Copy the listing exactly, images excluded.

**** RECORDS FOR THIS TASK ****

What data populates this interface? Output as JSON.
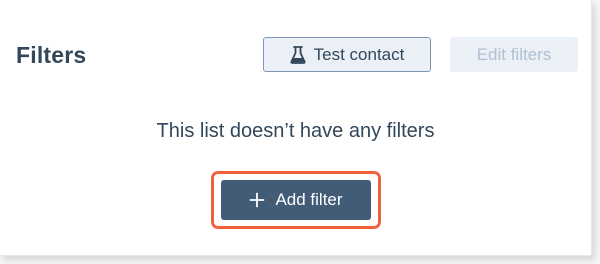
{
  "header": {
    "title": "Filters",
    "test_contact_label": "Test contact",
    "test_contact_icon": "flask-icon",
    "edit_filters_label": "Edit filters"
  },
  "empty_state": {
    "message": "This list doesn’t have any filters",
    "add_filter_label": "Add filter",
    "add_filter_icon": "plus-icon"
  },
  "colors": {
    "primary_button": "#425b76",
    "highlight_border": "#f2613c",
    "text": "#33475b",
    "disabled_text": "#b0c1d4"
  }
}
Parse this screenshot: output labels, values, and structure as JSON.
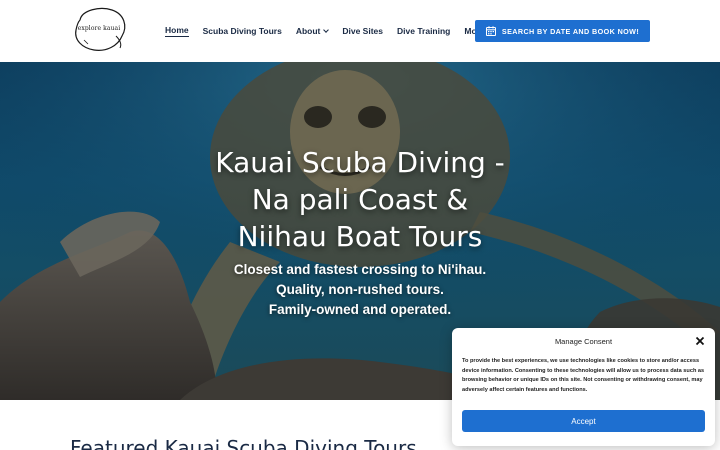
{
  "header": {
    "logo_text": "explore kauai",
    "nav": [
      {
        "label": "Home",
        "active": true,
        "dropdown": false
      },
      {
        "label": "Scuba Diving Tours",
        "active": false,
        "dropdown": false
      },
      {
        "label": "About",
        "active": false,
        "dropdown": true
      },
      {
        "label": "Dive Sites",
        "active": false,
        "dropdown": false
      },
      {
        "label": "Dive Training",
        "active": false,
        "dropdown": false
      },
      {
        "label": "More",
        "active": false,
        "dropdown": true
      }
    ],
    "cta_label": "SEARCH BY DATE AND BOOK NOW!",
    "cta_icon": "calendar-icon"
  },
  "hero": {
    "title_lines": [
      "Kauai Scuba Diving -",
      "Na pali Coast &",
      "Niihau Boat Tours"
    ],
    "subtitle_lines": [
      "Closest and fastest crossing to Ni'ihau.",
      "Quality, non-rushed tours.",
      "Family-owned and operated."
    ]
  },
  "featured_heading": "Featured Kauai Scuba Diving Tours",
  "consent": {
    "title": "Manage Consent",
    "text": "To provide the best experiences, we use technologies like cookies to store and/or access device information. Consenting to these technologies will allow us to process data such as browsing behavior or unique IDs on this site. Not consenting or withdrawing consent, may adversely affect certain features and functions.",
    "accept_label": "Accept",
    "close_icon": "close-icon"
  },
  "colors": {
    "accent": "#1e6fd0",
    "nav_text": "#1a2a44",
    "hero_water": "#0f4a6a"
  }
}
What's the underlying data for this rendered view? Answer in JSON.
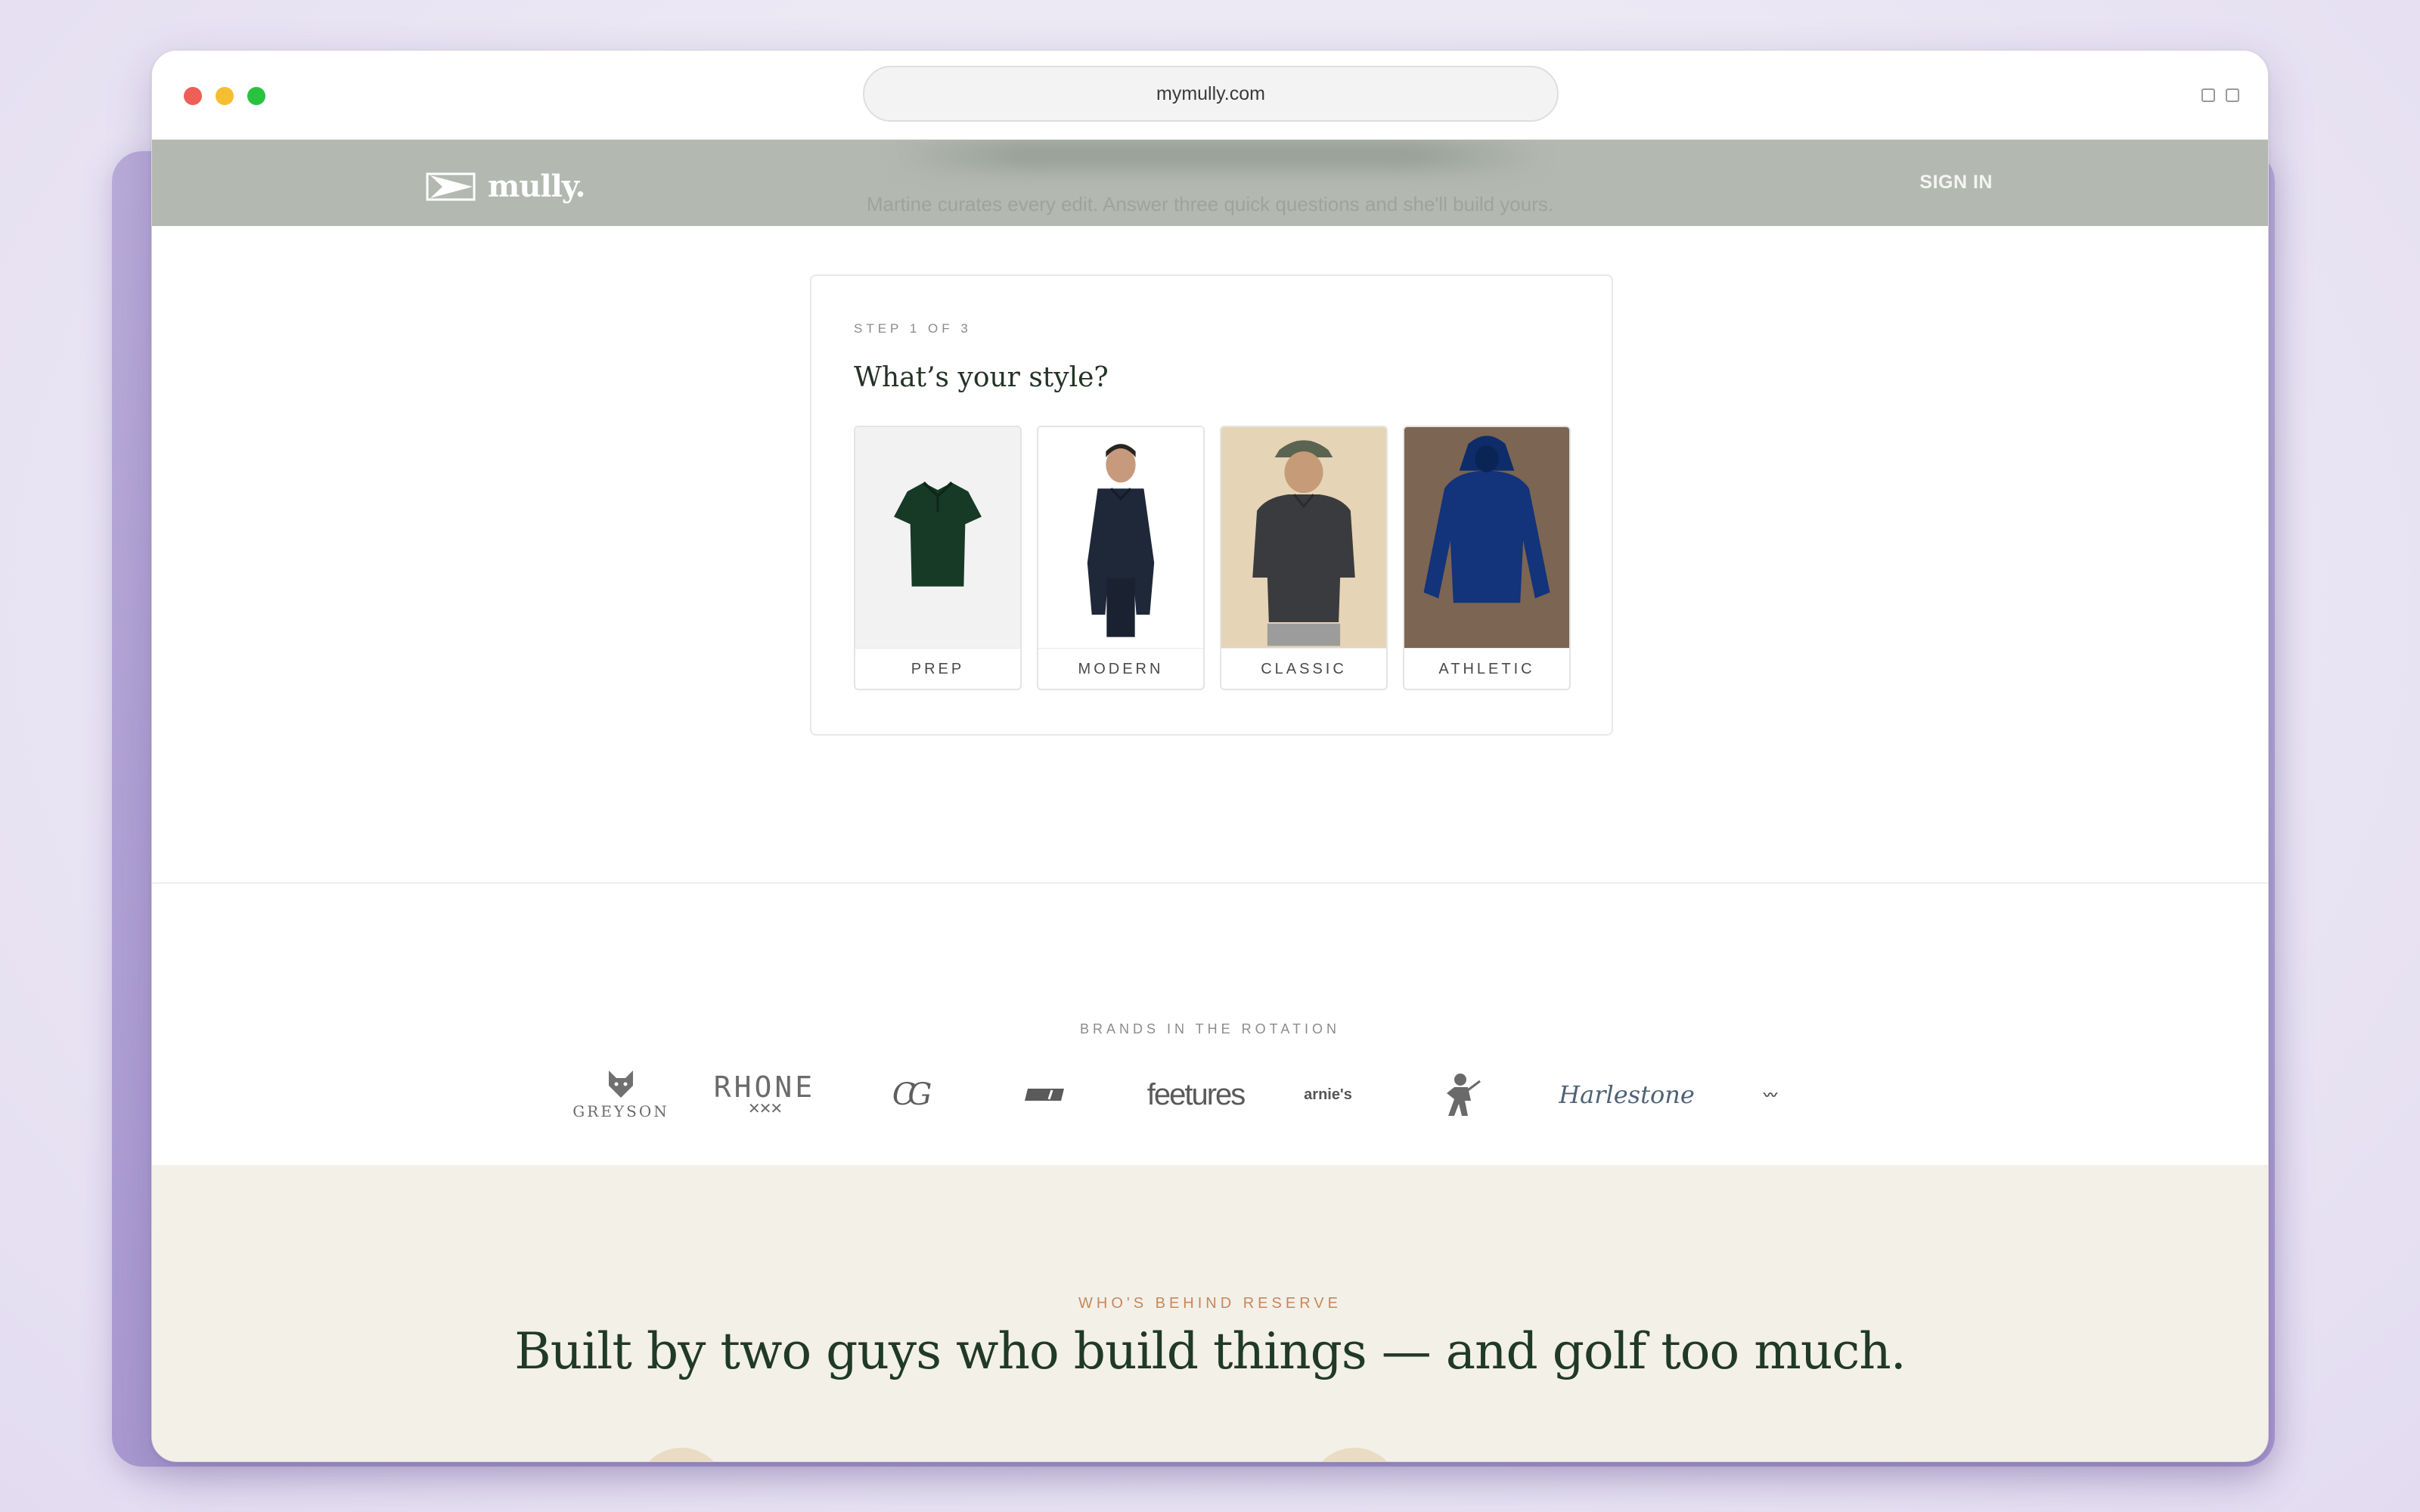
{
  "browser": {
    "url": "mymully.com",
    "traffic_lights": [
      "#ed5f57",
      "#f5bd30",
      "#29c240"
    ]
  },
  "header": {
    "logo_text": "mully.",
    "tagline": "Martine curates every edit. Answer three quick questions and she'll build yours.",
    "sign_in": "SIGN IN",
    "bg_color": "#b3b8b1"
  },
  "quiz": {
    "step": "STEP 1 OF 3",
    "question": "What’s your style?",
    "options": [
      {
        "label": "PREP",
        "icon": "green-polo-image"
      },
      {
        "label": "MODERN",
        "icon": "man-navy-pullover-image"
      },
      {
        "label": "CLASSIC",
        "icon": "man-black-polo-cap-image"
      },
      {
        "label": "ATHLETIC",
        "icon": "navy-hoodie-image"
      }
    ]
  },
  "brands": {
    "title": "BRANDS IN THE ROTATION",
    "items": [
      {
        "name": "GREYSON"
      },
      {
        "name": "RHONE"
      },
      {
        "name": "CG"
      },
      {
        "name": "brand-4"
      },
      {
        "name": "feetures"
      },
      {
        "name": "arnie's"
      },
      {
        "name": "brand-7"
      },
      {
        "name": "Harlestone"
      },
      {
        "name": "brand-9"
      }
    ]
  },
  "about": {
    "kicker": "WHO'S BEHIND RESERVE",
    "title": "Built by two guys who build things — and golf too much."
  }
}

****

**EXERCISE RESULT**.
What data populates this interface? Output as JSON.
{
  "header": {
    "title": "Filters",
    "test_contact_label": "Test contact",
    "test_contact_icon": "flask-icon",
    "edit_filters_label": "Edit filters"
  },
  "empty_state": {
    "message": "This list doesn’t have any filters",
    "add_filter_label": "Add filter",
    "add_filter_icon": "plus-icon"
  },
  "colors": {
    "primary_button": "#425b76",
    "highlight_border": "#f2613c",
    "text": "#33475b",
    "disabled_text": "#b0c1d4"
  }
}
Parse this screenshot: output labels, values, and structure as JSON.
{
  "header": {
    "logo_text": "explore kauai",
    "nav": [
      {
        "label": "Home",
        "active": true,
        "dropdown": false
      },
      {
        "label": "Scuba Diving Tours",
        "active": false,
        "dropdown": false
      },
      {
        "label": "About",
        "active": false,
        "dropdown": true
      },
      {
        "label": "Dive Sites",
        "active": false,
        "dropdown": false
      },
      {
        "label": "Dive Training",
        "active": false,
        "dropdown": false
      },
      {
        "label": "More",
        "active": false,
        "dropdown": true
      }
    ],
    "cta_label": "SEARCH BY DATE AND BOOK NOW!",
    "cta_icon": "calendar-icon"
  },
  "hero": {
    "title_lines": [
      "Kauai Scuba Diving -",
      "Na pali Coast &",
      "Niihau Boat Tours"
    ],
    "subtitle_lines": [
      "Closest and fastest crossing to Ni'ihau.",
      "Quality, non-rushed tours.",
      "Family-owned and operated."
    ]
  },
  "featured_heading": "Featured Kauai Scuba Diving Tours",
  "consent": {
    "title": "Manage Consent",
    "text": "To provide the best experiences, we use technologies like cookies to store and/or access device information. Consenting to these technologies will allow us to process data such as browsing behavior or unique IDs on this site. Not consenting or withdrawing consent, may adversely affect certain features and functions.",
    "accept_label": "Accept",
    "close_icon": "close-icon"
  },
  "colors": {
    "accent": "#1e6fd0",
    "nav_text": "#1a2a44",
    "hero_water": "#0f4a6a"
  }
}
What's the underlying data for this rendered view? Answer in JSON.
{
  "browser": {
    "url": "mymully.com",
    "traffic_lights": [
      "#ed5f57",
      "#f5bd30",
      "#29c240"
    ]
  },
  "header": {
    "logo_text": "mully.",
    "tagline": "Martine curates every edit. Answer three quick questions and she'll build yours.",
    "sign_in": "SIGN IN",
    "bg_color": "#b3b8b1"
  },
  "quiz": {
    "step": "STEP 1 OF 3",
    "question": "What’s your style?",
    "options": [
      {
        "label": "PREP",
        "icon": "green-polo-image"
      },
      {
        "label": "MODERN",
        "icon": "man-navy-pullover-image"
      },
      {
        "label": "CLASSIC",
        "icon": "man-black-polo-cap-image"
      },
      {
        "label": "ATHLETIC",
        "icon": "navy-hoodie-image"
      }
    ]
  },
  "brands": {
    "title": "BRANDS IN THE ROTATION",
    "items": [
      {
        "name": "GREYSON"
      },
      {
        "name": "RHONE"
      },
      {
        "name": "CG"
      },
      {
        "name": "brand-4"
      },
      {
        "name": "feetures"
      },
      {
        "name": "arnie's"
      },
      {
        "name": "brand-7"
      },
      {
        "name": "Harlestone"
      },
      {
        "name": "brand-9"
      }
    ]
  },
  "about": {
    "kicker": "WHO'S BEHIND RESERVE",
    "title": "Built by two guys who build things — and golf too much."
  }
}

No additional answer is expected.